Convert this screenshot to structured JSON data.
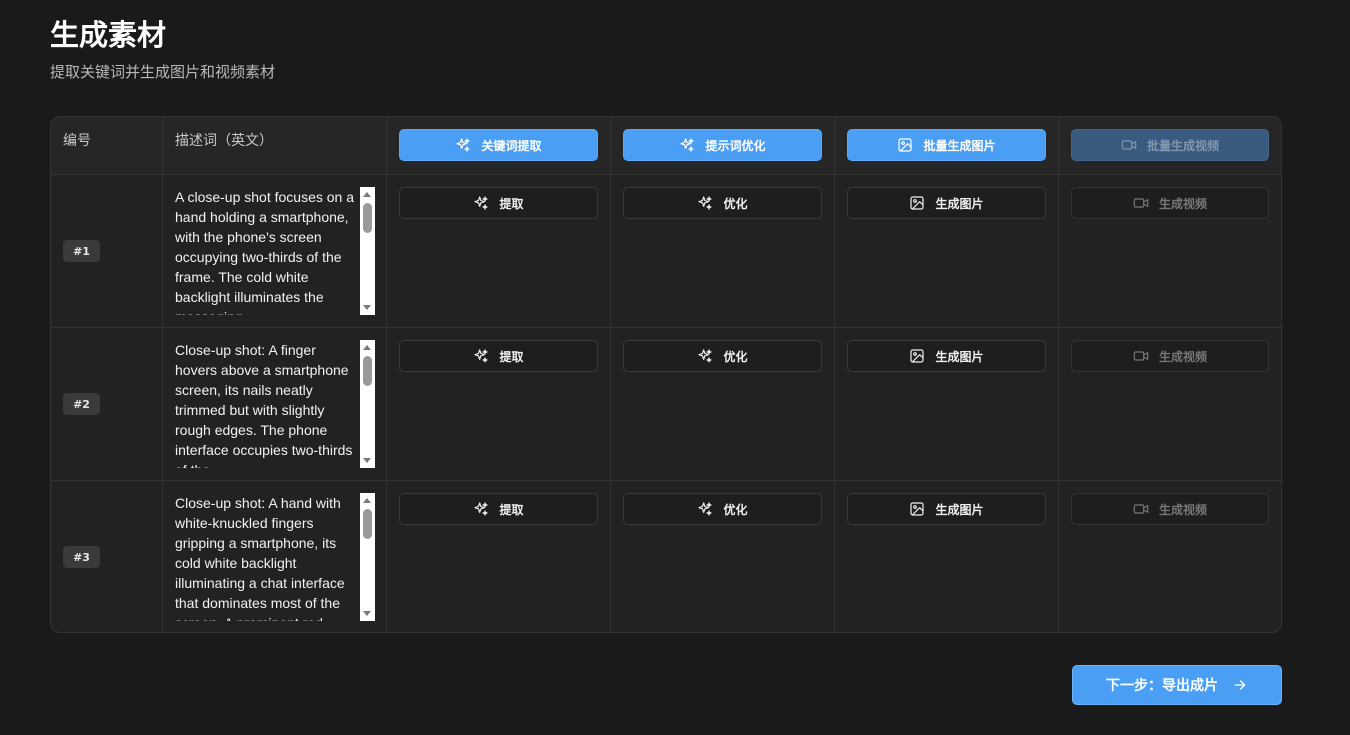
{
  "page": {
    "title": "生成素材",
    "subtitle": "提取关键词并生成图片和视频素材"
  },
  "table": {
    "headers": {
      "id": "编号",
      "desc": "描述词（英文）",
      "extract_all": "关键词提取",
      "optimize_all": "提示词优化",
      "image_all": "批量生成图片",
      "video_all": "批量生成视频"
    },
    "row_actions": {
      "extract": "提取",
      "optimize": "优化",
      "image": "生成图片",
      "video": "生成视频"
    },
    "rows": [
      {
        "id": "#1",
        "description": "A close-up shot focuses on a hand holding a smartphone, with the phone's screen occupying two-thirds of the frame. The cold white backlight illuminates the messaging"
      },
      {
        "id": "#2",
        "description": "Close-up shot: A finger hovers above a smartphone screen, its nails neatly trimmed but with slightly rough edges. The phone interface occupies two-thirds of the"
      },
      {
        "id": "#3",
        "description": "Close-up shot: A hand with white-knuckled fingers gripping a smartphone, its cold white backlight illuminating a chat interface that dominates most of the screen. A prominent red"
      }
    ]
  },
  "footer": {
    "next_label": "下一步：导出成片"
  },
  "icons": {
    "extract": "sparkles-icon",
    "optimize": "sparkles-icon",
    "image": "image-icon",
    "video": "video-icon",
    "next": "arrow-right-icon"
  },
  "colors": {
    "background": "#1a1a1a",
    "accent": "#4a9ff5",
    "disabled_accent": "#3a5a80"
  }
}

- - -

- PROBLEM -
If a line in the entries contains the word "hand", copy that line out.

- SOLUTION TO THIS PROBLEM -
        "description": "A close-up shot focuses on a hand holding a smartphone, with the phone's screen occupying two-thirds of the frame. The cold white backlight illuminates the messaging"
        "description": "Close-up shot: A hand with white-knuckled fingers gripping a smartphone, its cold white backlight illuminating a chat interface that dominates most of the screen. A prominent red"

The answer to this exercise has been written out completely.